Now, questions have started to rise once again on how secure Afghanistan really is as the US prepares to complete its military pullout from the country by end of 2016. NATO ally Germany has already hinted to Washington that a complete withdrawal as per current plans may not be feasible. US Defence Secretary Ash Carter has said that the US may be flexible to alter the current plans and has asked his NATO allies to be ready for such an outcome.

This is good news for India, which has been for long stuck between the debate as whether to supply Kabul with weapons it has requested Delhi for or not. Afghan Defence Minister Mohammed Masoon Stanekazi recently said, while confirming that Kabul has “no doubts” the Taliban leadership resides in Pakistan, that the country requires weapons on an immediate basis and that where they come from is not the question, but who can provide them the fastest. India usually comes up as a practical answer to these problems for Kabul, however Delhi even under Prime Minister Narendra Modi has chosen to remain non-committal.

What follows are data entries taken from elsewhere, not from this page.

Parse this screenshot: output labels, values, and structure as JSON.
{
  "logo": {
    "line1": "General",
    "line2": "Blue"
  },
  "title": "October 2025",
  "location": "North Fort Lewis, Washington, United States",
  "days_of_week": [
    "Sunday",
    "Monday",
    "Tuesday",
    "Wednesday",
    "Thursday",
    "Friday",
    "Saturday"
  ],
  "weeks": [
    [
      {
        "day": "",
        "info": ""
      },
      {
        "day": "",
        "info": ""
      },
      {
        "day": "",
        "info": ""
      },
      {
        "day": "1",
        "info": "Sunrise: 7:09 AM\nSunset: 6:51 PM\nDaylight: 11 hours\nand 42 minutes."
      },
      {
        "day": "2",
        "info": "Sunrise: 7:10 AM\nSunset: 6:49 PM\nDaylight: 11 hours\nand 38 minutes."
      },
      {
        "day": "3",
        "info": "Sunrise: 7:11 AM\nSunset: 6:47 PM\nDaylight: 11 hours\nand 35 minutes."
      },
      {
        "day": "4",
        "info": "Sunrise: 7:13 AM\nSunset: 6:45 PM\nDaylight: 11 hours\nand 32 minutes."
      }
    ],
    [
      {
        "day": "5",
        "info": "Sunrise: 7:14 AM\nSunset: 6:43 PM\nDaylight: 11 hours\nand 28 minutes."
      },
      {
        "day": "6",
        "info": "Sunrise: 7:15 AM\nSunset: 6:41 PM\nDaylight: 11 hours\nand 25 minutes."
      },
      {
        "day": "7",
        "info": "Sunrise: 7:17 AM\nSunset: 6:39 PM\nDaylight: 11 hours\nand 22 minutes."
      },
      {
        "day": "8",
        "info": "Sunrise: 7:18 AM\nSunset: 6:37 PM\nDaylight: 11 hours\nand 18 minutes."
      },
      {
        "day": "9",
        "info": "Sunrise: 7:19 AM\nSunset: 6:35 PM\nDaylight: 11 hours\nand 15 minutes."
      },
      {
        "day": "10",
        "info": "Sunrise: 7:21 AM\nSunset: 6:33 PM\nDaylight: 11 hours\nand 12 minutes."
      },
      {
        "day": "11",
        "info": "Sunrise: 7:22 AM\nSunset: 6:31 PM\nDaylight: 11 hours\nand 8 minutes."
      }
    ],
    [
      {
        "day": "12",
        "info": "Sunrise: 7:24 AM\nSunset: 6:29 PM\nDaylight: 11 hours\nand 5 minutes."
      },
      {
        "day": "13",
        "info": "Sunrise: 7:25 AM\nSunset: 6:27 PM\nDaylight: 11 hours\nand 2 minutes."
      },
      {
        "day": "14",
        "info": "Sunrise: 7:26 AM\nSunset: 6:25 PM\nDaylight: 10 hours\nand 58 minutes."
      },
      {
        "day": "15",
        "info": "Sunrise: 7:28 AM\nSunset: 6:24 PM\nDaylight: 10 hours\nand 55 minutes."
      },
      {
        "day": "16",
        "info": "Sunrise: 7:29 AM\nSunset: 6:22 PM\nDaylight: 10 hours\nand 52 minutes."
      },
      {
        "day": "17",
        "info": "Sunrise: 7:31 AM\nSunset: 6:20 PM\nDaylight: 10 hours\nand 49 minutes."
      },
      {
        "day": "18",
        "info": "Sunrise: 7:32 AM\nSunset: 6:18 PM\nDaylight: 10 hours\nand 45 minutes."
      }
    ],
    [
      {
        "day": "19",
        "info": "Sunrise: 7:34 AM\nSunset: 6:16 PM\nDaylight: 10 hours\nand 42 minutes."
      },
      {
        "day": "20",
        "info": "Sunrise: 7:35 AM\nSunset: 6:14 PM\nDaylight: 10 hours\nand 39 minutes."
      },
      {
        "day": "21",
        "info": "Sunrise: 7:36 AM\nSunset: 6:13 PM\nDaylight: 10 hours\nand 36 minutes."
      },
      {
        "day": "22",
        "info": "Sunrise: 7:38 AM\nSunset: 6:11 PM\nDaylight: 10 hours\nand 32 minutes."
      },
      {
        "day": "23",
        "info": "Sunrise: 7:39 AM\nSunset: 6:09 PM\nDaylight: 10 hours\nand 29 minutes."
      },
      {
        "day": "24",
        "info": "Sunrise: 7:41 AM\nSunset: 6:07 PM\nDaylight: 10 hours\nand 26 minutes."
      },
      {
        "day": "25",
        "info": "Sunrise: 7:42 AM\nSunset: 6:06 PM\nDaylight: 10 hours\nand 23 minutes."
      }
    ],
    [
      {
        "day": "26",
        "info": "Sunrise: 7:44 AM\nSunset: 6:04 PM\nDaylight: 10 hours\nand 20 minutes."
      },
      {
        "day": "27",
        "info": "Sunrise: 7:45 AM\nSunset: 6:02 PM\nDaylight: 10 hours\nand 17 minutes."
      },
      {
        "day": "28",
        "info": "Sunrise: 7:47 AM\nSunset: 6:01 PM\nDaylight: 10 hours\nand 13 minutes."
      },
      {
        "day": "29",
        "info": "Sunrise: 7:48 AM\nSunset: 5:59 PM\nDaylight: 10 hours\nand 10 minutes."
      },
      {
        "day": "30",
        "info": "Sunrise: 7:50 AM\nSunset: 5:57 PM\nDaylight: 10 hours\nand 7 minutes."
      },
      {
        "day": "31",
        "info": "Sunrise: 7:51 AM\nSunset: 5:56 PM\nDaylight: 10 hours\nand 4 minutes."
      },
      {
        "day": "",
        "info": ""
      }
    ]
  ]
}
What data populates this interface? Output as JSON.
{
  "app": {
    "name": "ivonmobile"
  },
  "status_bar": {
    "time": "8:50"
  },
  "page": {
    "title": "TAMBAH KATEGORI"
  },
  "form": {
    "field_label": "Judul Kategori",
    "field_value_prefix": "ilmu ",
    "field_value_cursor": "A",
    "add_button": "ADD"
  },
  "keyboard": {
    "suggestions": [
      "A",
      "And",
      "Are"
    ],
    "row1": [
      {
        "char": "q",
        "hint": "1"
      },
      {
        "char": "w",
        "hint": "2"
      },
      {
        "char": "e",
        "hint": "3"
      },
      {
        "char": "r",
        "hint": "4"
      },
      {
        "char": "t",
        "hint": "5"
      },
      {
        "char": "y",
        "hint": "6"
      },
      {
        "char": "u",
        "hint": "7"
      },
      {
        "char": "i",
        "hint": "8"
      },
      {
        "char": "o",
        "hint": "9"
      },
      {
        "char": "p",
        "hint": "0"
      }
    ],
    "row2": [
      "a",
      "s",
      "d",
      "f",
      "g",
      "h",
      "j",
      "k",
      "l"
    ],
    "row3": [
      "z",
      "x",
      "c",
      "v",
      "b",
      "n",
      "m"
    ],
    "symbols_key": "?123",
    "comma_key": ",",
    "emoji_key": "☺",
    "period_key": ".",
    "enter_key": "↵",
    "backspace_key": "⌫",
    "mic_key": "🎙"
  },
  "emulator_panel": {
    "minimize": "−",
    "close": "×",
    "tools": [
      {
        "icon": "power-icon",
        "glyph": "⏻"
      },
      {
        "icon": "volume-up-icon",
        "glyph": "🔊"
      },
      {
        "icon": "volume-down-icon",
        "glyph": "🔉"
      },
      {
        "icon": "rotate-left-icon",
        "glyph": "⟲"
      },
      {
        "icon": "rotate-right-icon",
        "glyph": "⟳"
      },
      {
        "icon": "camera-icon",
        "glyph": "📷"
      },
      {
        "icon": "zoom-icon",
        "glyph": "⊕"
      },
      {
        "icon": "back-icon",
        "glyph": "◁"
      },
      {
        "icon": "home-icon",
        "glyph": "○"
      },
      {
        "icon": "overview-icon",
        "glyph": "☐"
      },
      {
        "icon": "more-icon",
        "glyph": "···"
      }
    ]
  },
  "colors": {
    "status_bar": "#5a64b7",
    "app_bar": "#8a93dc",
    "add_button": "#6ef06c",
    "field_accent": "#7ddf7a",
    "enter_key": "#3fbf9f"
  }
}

India perhaps can validly argue that it has good reasons for not arming Afghanistan. The last thing Delhi would want is ‘Made in India’ military hardware to fall in the wrong hands in Afghanistan. Second, it could damage the country’s reputation as a donor and aid provider amongst the Afghan people. However, despite such concerns, Delhi should find itself capable and confident enough to provide Afghanistan with non-lethal military aid much more proactively. A failed Afghanistan could be a huge headache for India as far as its national security is concerned, and such a failure should be seen as an unacceptable outcome irrespective of who is in power, both in Kabul and New Delhi.

Posted by on October 13, 2015. Filed under World. You can follow any responses to this entry through the RSS 2.0. Both comments and pings are currently closed.